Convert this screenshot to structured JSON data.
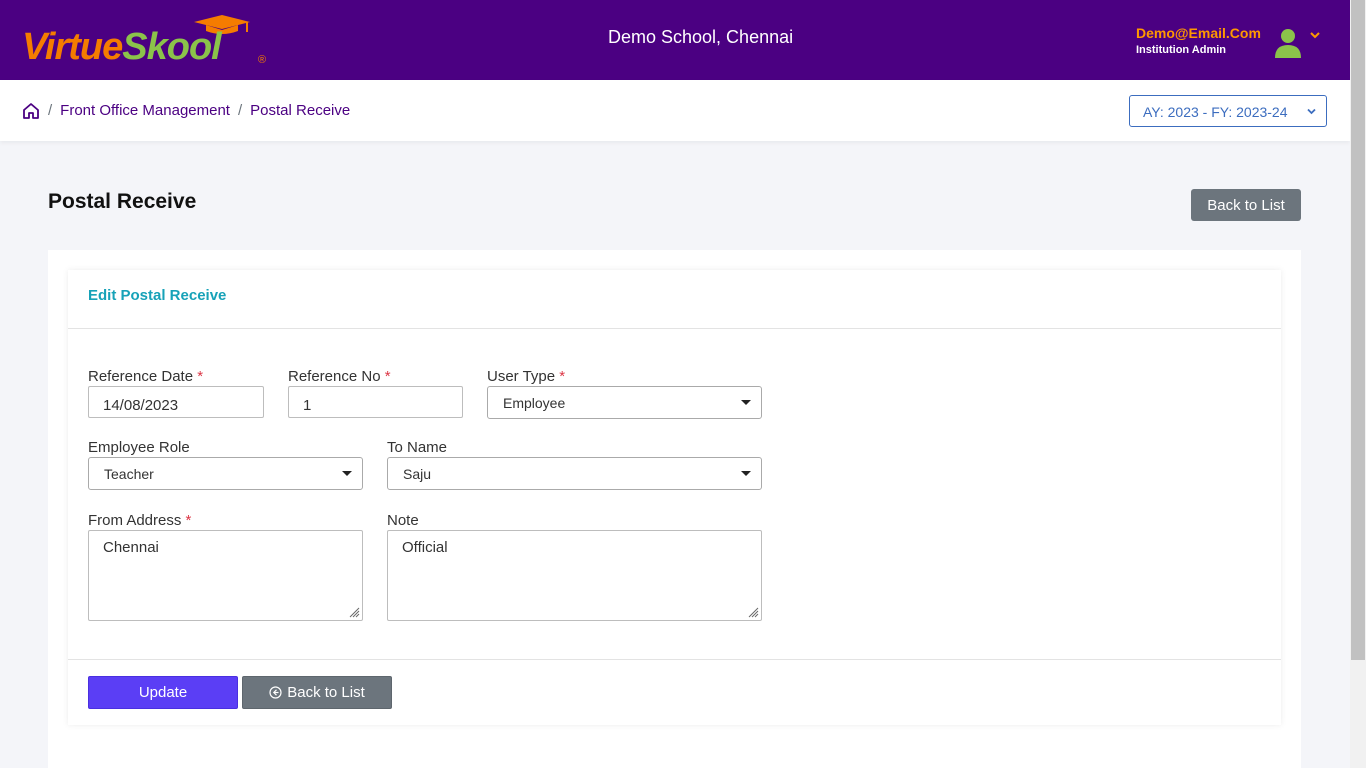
{
  "header": {
    "logo_part1": "Virtue",
    "logo_part2": "Skool",
    "logo_reg": "®",
    "school_name": "Demo School, Chennai",
    "user_email": "Demo@Email.Com",
    "user_role": "Institution Admin"
  },
  "breadcrumb": {
    "sep": "/",
    "items": [
      "Front Office Management",
      "Postal Receive"
    ]
  },
  "academic_year": "AY: 2023 - FY: 2023-24",
  "page": {
    "title": "Postal Receive",
    "back_button": "Back to List"
  },
  "form": {
    "title": "Edit Postal Receive",
    "reference_date": {
      "label": "Reference Date",
      "required_mark": "*",
      "value": "14/08/2023"
    },
    "reference_no": {
      "label": "Reference No",
      "required_mark": "*",
      "value": "1"
    },
    "user_type": {
      "label": "User Type",
      "required_mark": "*",
      "value": "Employee"
    },
    "employee_role": {
      "label": "Employee Role",
      "value": "Teacher"
    },
    "to_name": {
      "label": "To Name",
      "value": "Saju"
    },
    "from_address": {
      "label": "From Address",
      "required_mark": "*",
      "value": "Chennai"
    },
    "note": {
      "label": "Note",
      "value": "Official"
    },
    "update_button": "Update",
    "back_button": "Back to List"
  },
  "colors": {
    "header_bg": "#4b0082",
    "accent_orange": "#f57c00",
    "accent_green": "#8bc34a",
    "primary_button": "#5b3ef5",
    "secondary_button": "#6c757d",
    "card_title": "#17a2b8",
    "required": "#dc3545"
  },
  "icons": {
    "logo": "graduation-cap-icon",
    "avatar": "user-avatar-icon",
    "user_menu": "chevron-down-icon",
    "home": "home-icon",
    "back": "circle-arrow-left-icon"
  }
}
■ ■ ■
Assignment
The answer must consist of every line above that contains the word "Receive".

Answer to the exercise
      "Postal Receive"
    "title": "Postal Receive",
    "title": "Edit Postal Receive",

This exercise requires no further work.